The compromised data includes 140,000 Social Security numbers, 1 million Canadian Social Insurance numbers and 80,000 bank account numbers, in addition to an undisclosed number of people's names, addresses, credit scores, credit limits, balances, and other information, according to Capital One and the US Department of Justice.
Paige Thompson, 33, was arrested in connection with the breach, the Justice Department said. The department alleges that Thompson "posted on the information sharing site GitHub about her theft of information from the servers storing Capital One data."
Thompson had previously worked as a tech company software engineer and was able to gain access by exploiting a misconfigured web application firewall.
"I sincerely apologize for the understandable worry this incident must be causing those affected and I am committed to making it right,"
said Capital One CEO Richard Fairbank in a statement.
Capital One said it will notify people affected by the breach and will make free credit monitoring and identity protection available.

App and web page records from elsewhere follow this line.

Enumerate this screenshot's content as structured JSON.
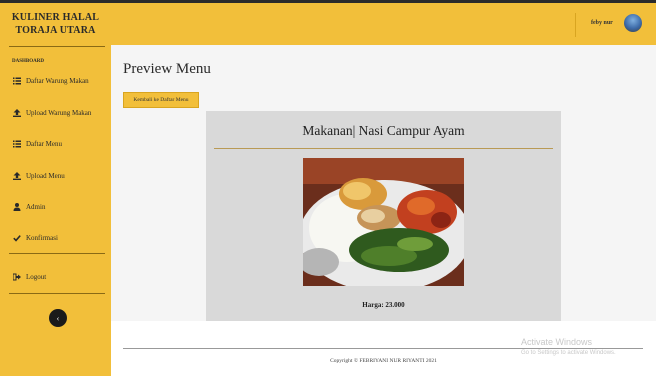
{
  "brand": {
    "line1": "KULINER HALAL",
    "line2": "TORAJA UTARA"
  },
  "sidebar": {
    "heading": "DASHBOARD",
    "items": [
      {
        "label": "Daftar Warung Makan",
        "icon": "list-icon"
      },
      {
        "label": "Upload Warung Makan",
        "icon": "upload-icon"
      },
      {
        "label": "Daftar Menu",
        "icon": "list-icon"
      },
      {
        "label": "Upload Menu",
        "icon": "upload-icon"
      },
      {
        "label": "Admin",
        "icon": "user-tie-icon"
      },
      {
        "label": "Konfirmasi",
        "icon": "check-icon"
      }
    ],
    "logout": {
      "label": "Logout",
      "icon": "sign-out-icon"
    },
    "toggle_label": "‹"
  },
  "topbar": {
    "user_name": "feby nur"
  },
  "page": {
    "title": "Preview Menu",
    "back_label": "Kembali ke Daftar Menu"
  },
  "card": {
    "title": "Makanan| Nasi Campur Ayam",
    "price": "Harga: 23.000"
  },
  "footer": {
    "copyright": "Copyright © FEBRIYANI NUR RIYANTI 2021"
  },
  "watermark": {
    "line1": "Activate Windows",
    "line2": "Go to Settings to activate Windows."
  },
  "colors": {
    "accent": "#f2bf3a",
    "card_bg": "#d9d9d9",
    "main_bg": "#f5f5f5"
  }
}
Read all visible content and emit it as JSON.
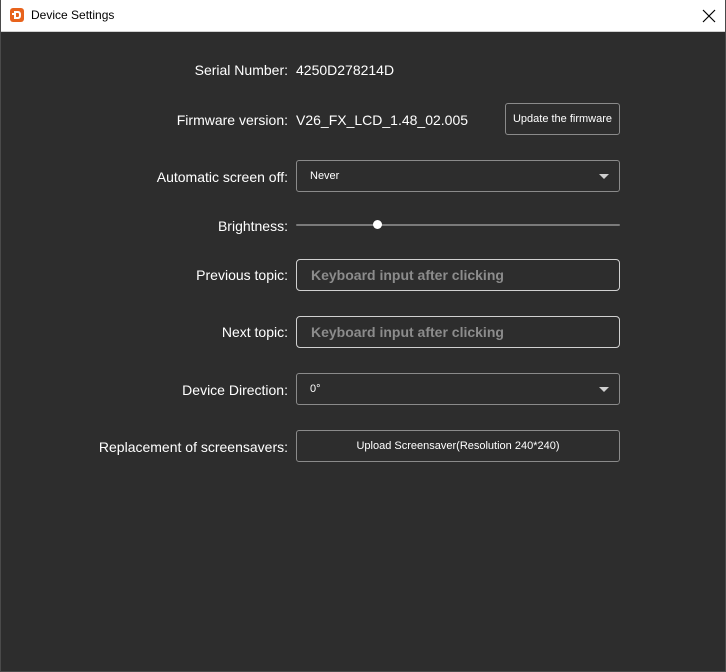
{
  "window": {
    "title": "Device Settings"
  },
  "serial": {
    "label": "Serial Number:",
    "value": "4250D278214D"
  },
  "firmware": {
    "label": "Firmware version:",
    "value": "V26_FX_LCD_1.48_02.005",
    "update_button": "Update the firmware"
  },
  "screen_off": {
    "label": "Automatic screen off:",
    "selected": "Never"
  },
  "brightness": {
    "label": "Brightness:",
    "level_fraction": 0.25
  },
  "previous_topic": {
    "label": "Previous topic:",
    "placeholder": "Keyboard input after clicking"
  },
  "next_topic": {
    "label": "Next topic:",
    "placeholder": "Keyboard input after clicking"
  },
  "direction": {
    "label": "Device Direction:",
    "selected": "0°"
  },
  "screensaver": {
    "label": "Replacement of screensavers:",
    "upload_button": "Upload Screensaver(Resolution 240*240)"
  },
  "colors": {
    "background": "#2d2d2d",
    "titlebar": "#ffffff",
    "accent_icon": "#e8631c"
  },
  "icons": {
    "app": "app-logo-icon",
    "close": "close-icon",
    "dropdown": "chevron-down-icon"
  }
}
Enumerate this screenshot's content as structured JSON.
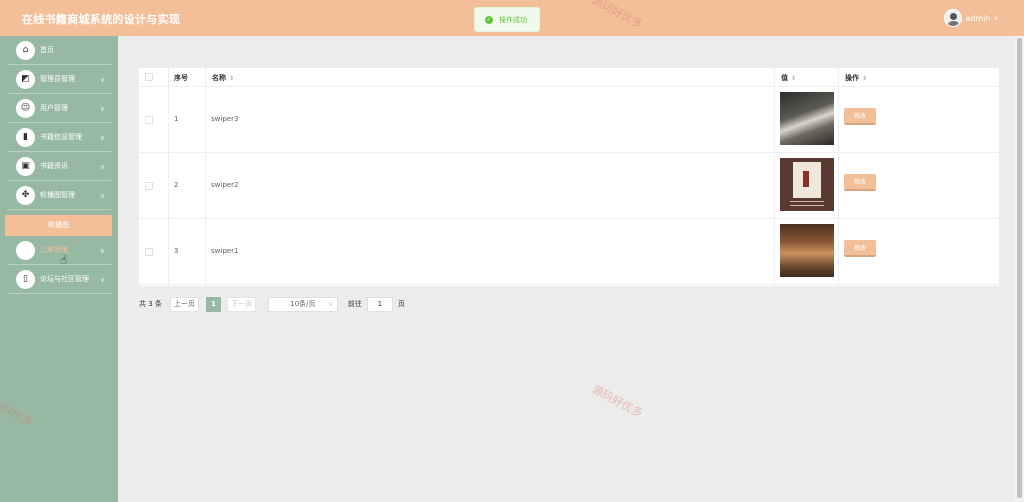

The company expects to incur between $100 million and $150 million in costs related to the hack, including customer notifications, credit monitoring, tech costs and legal support due to the hack.